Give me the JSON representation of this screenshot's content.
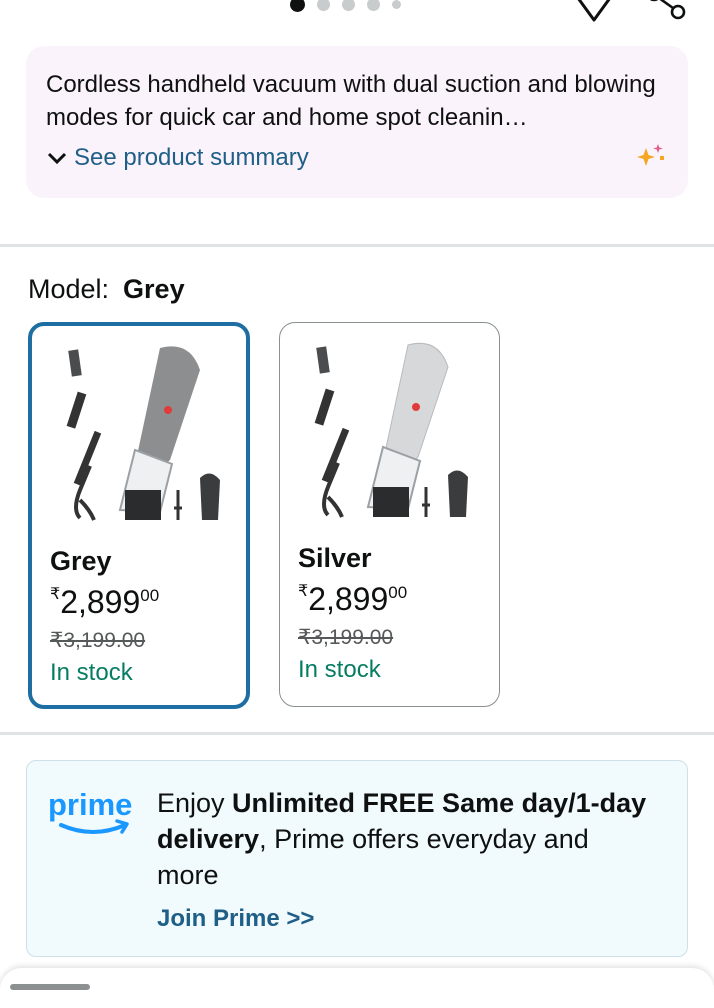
{
  "carousel": {
    "dot_count": 5,
    "active_index": 0
  },
  "summary": {
    "text": "Cordless handheld vacuum with dual suction and blowing modes for quick car and home spot cleanin…",
    "link_label": "See product summary"
  },
  "model": {
    "label": "Model:",
    "selected": "Grey"
  },
  "variants": [
    {
      "name": "Grey",
      "price_symbol": "₹",
      "price_whole": "2,899",
      "price_fraction": "00",
      "mrp": "₹3,199.00",
      "stock": "In stock",
      "selected": true,
      "body_color": "#8c8e90"
    },
    {
      "name": "Silver",
      "price_symbol": "₹",
      "price_whole": "2,899",
      "price_fraction": "00",
      "mrp": "₹3,199.00",
      "stock": "In stock",
      "selected": false,
      "body_color": "#d6d8da"
    }
  ],
  "prime": {
    "logo_text": "prime",
    "text_pre": "Enjoy ",
    "text_bold": "Unlimited FREE Same day/1-day delivery",
    "text_post": ", Prime offers everyday and more",
    "link_label": "Join Prime >>"
  },
  "colors": {
    "link": "#1f5f87",
    "stock": "#067d62",
    "selected_border": "#1d6ea3",
    "prime_blue": "#1a98ff"
  }
}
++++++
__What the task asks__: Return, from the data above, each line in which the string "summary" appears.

__Finished exercise__:
  "summary": {
    "link_label": "See product summary"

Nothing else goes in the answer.